Peckham, probably a native of Sussex, received his early education from the Cluniac monks of Lewes. About 1250, he joined the Franciscan order and studied in their Oxford convent. Shortly afterwards he proceeded to the University of Paris, where he took his degree under St Bonaventura and became regent in theology. For years Peckham taught at Paris, coming into contact with the greatest scholars of the day, among others St Thomas Aquinas. About 1270, he returned to Oxford and taught there, being elected in 1275 provincial minister of the Franciscans in England, but he was soon afterwards called to Rome as lector sacri palatii, or theological lecturer in the schools of the papal palace. In 1279 he returned to England as Archbishop of Canterbury, being appointed by the pope on the rejection of Robert Burnell, Edward I's preferred candidate. Peckham was always a strenuous advocate of the papal power, especially at the council of Lyons in 1274. His enthronement in October 1279 was the beginning of an important epoch in the history of the English primacy.
Peckham's insistence on discipline offended contemporaries. His first act on arrival in England was to call a council at Reading, which met in July 1279. Its main object was ecclesiastical reform, but the provision that a copy of Magna Carta should be hung in all cathedral and collegiate churches seemed to the king a political action, and parliament declared void any action of this council touching on the royal power. Nevertheless Peckham's relations with the king were generally good, and Edward called on him for help in bringing order into conquered Wales, sending him on a diplomatic mission to Llywelyn the Last.

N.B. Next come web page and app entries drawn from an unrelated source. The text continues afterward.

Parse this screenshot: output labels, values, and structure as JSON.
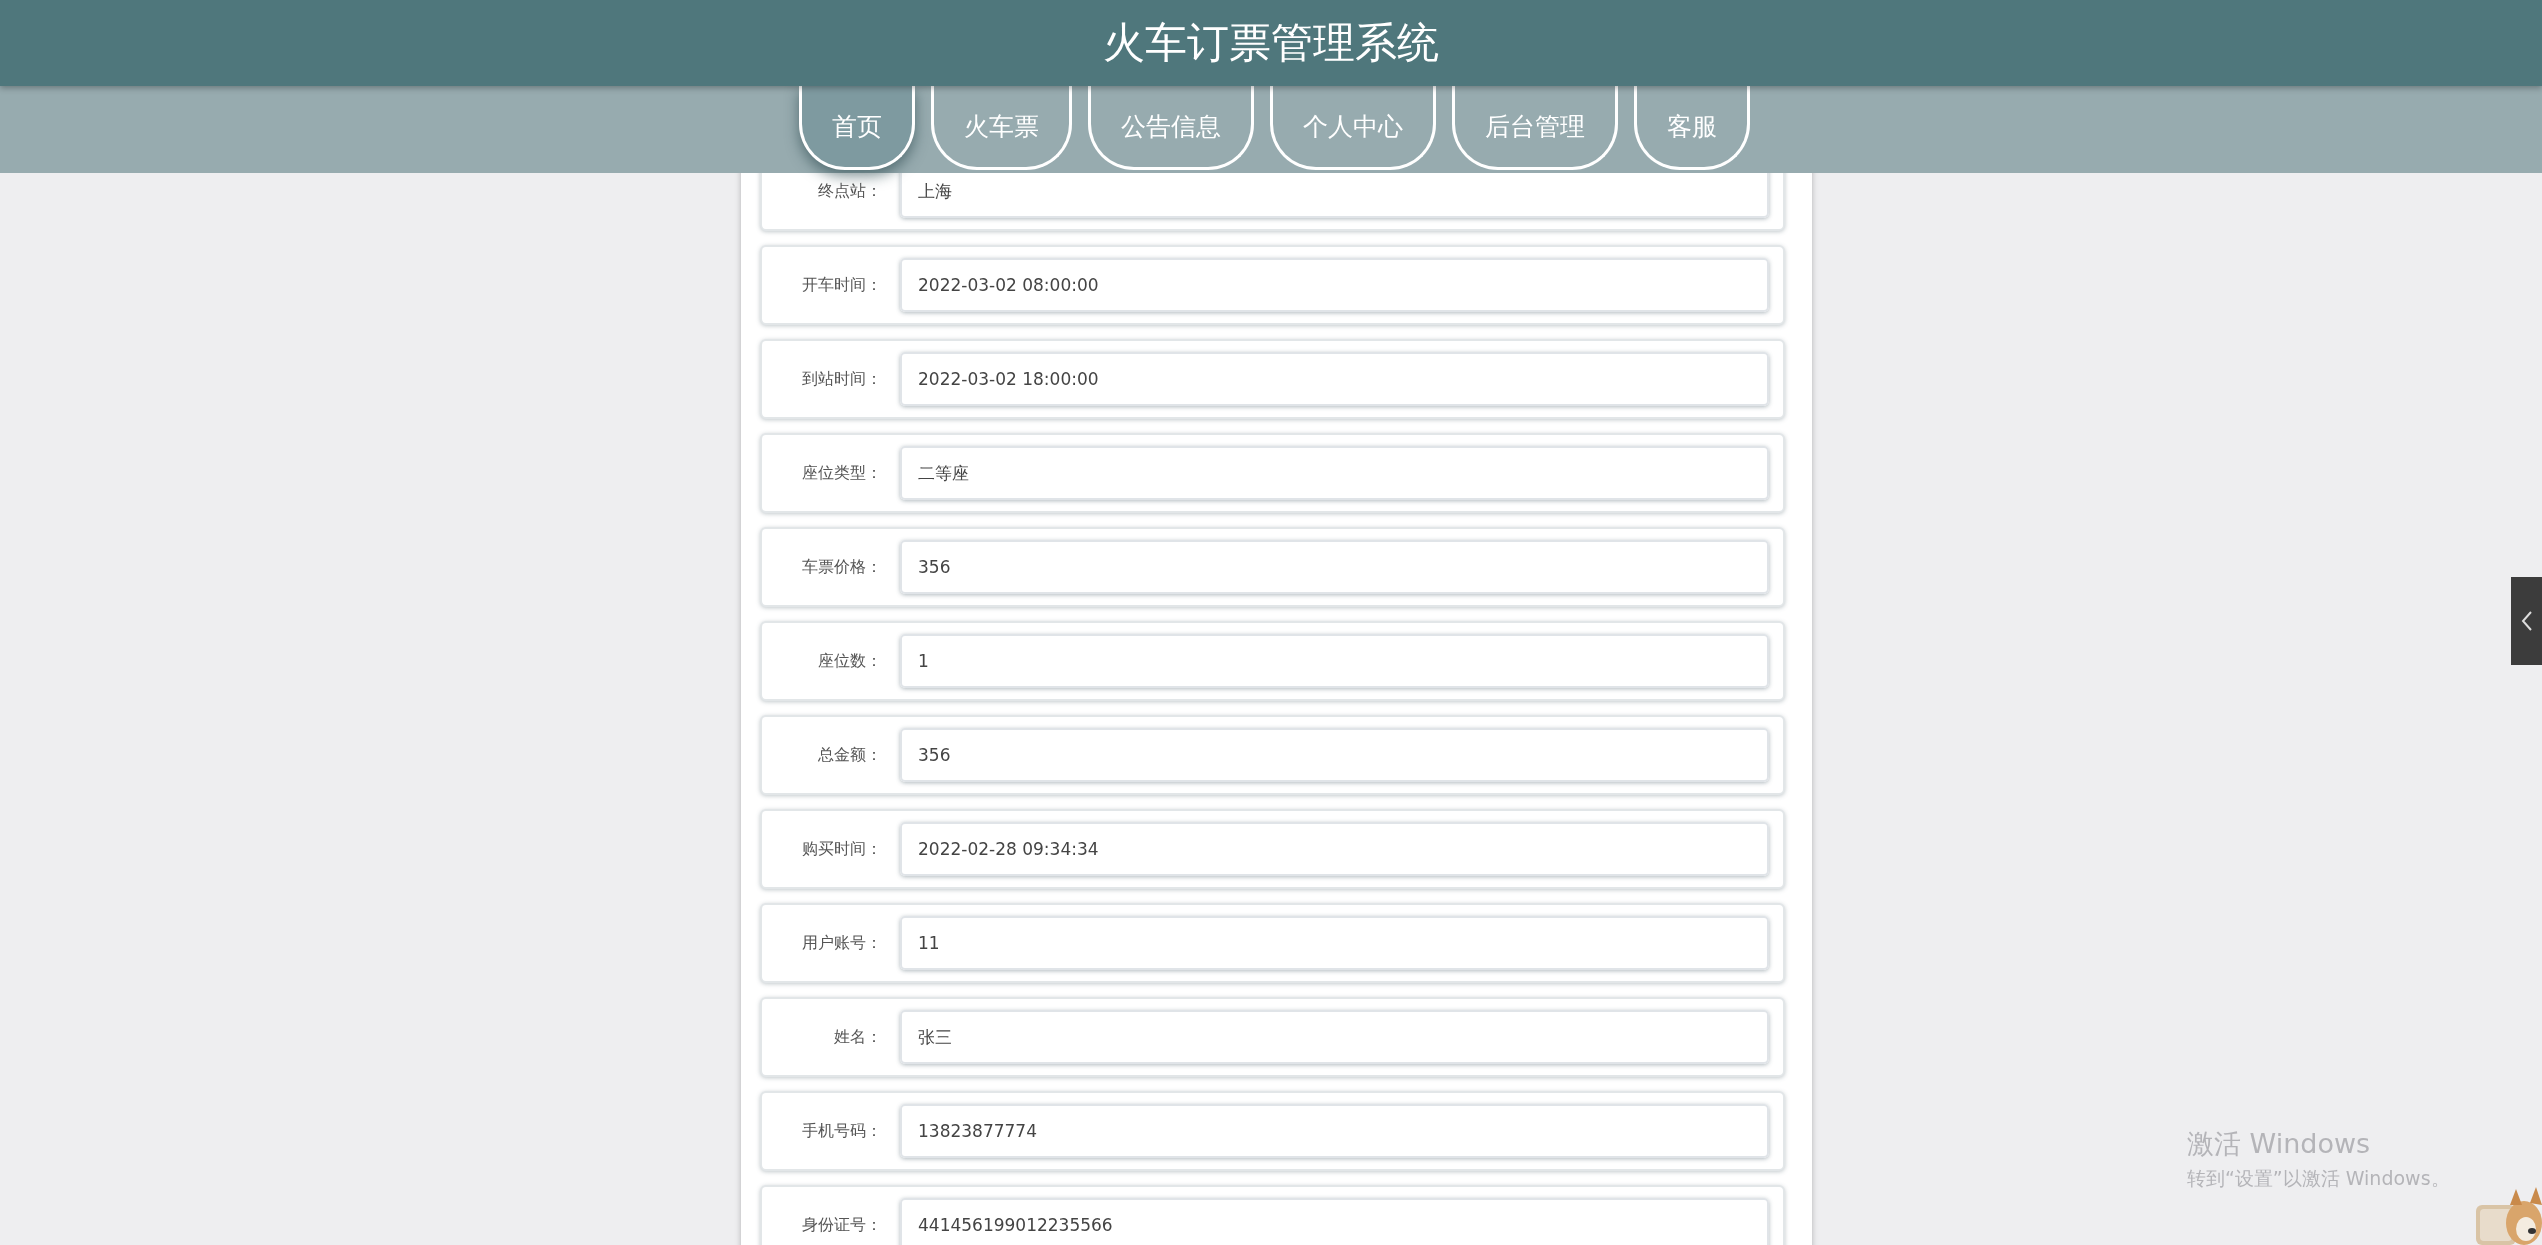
{
  "header": {
    "title": "火车订票管理系统"
  },
  "nav": [
    {
      "label": "首页",
      "selected": true
    },
    {
      "label": "火车票",
      "selected": false
    },
    {
      "label": "公告信息",
      "selected": false
    },
    {
      "label": "个人中心",
      "selected": false
    },
    {
      "label": "后台管理",
      "selected": false
    },
    {
      "label": "客服",
      "selected": false
    }
  ],
  "form": [
    {
      "label": "终点站：",
      "value": "上海"
    },
    {
      "label": "开车时间：",
      "value": "2022-03-02 08:00:00"
    },
    {
      "label": "到站时间：",
      "value": "2022-03-02 18:00:00"
    },
    {
      "label": "座位类型：",
      "value": "二等座"
    },
    {
      "label": "车票价格：",
      "value": "356"
    },
    {
      "label": "座位数：",
      "value": "1"
    },
    {
      "label": "总金额：",
      "value": "356"
    },
    {
      "label": "购买时间：",
      "value": "2022-02-28 09:34:34"
    },
    {
      "label": "用户账号：",
      "value": "11"
    },
    {
      "label": "姓名：",
      "value": "张三"
    },
    {
      "label": "手机号码：",
      "value": "13823877774"
    },
    {
      "label": "身份证号：",
      "value": "441456199012235566"
    }
  ],
  "side_tab": {
    "expanded": false
  },
  "activation_notice": {
    "title": "激活 Windows",
    "subtitle": "转到“设置”以激活 Windows。"
  }
}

The crime of " plurality," the holding by one cleric of two or more benefices, was one of Peckham's targets, as were clerical absenteeism and laxity in the monastic life. His main instrument was a system of " visitation," which he used with an unprecedented frequency. Disputes resulted, and on some points Peckham gave way, but his powers as papal legate complicated matters, and he did much to strengthen the court of Canterbury at the expense of the lower courts. The famous quarrel with St Thomas of Cantilupe, Bishop of Hereford, arose from similar causes. The numerous manuscripts of Peckham's works to be found in the libraries of Italy, England and France, testify to his industry as a philosopher and commentator. In philosophy he represents the Franciscan school which attacked the teaching of St Thomas Aquinas on the "Unity of Form." He wrote in a quaint and elaborate style on scientific, scriptural and moral subjects and engaged in much controversy in defence of the Franciscan rule. He was "an excellent maker of songs," and his hymns are characterized by a lyrical tenderness which seems typically Franciscan. Printed examples of his work as commentator and hymn writer respectively may be found in the Fir amentum Irium ordinum (Paris, 1512), and his office for Trinity Sunday in the " unreformed " breviary.
The above text is updated from the public domain resource, 1911 Encyclopedia Britannica. It may contain inaccuracies and mistakes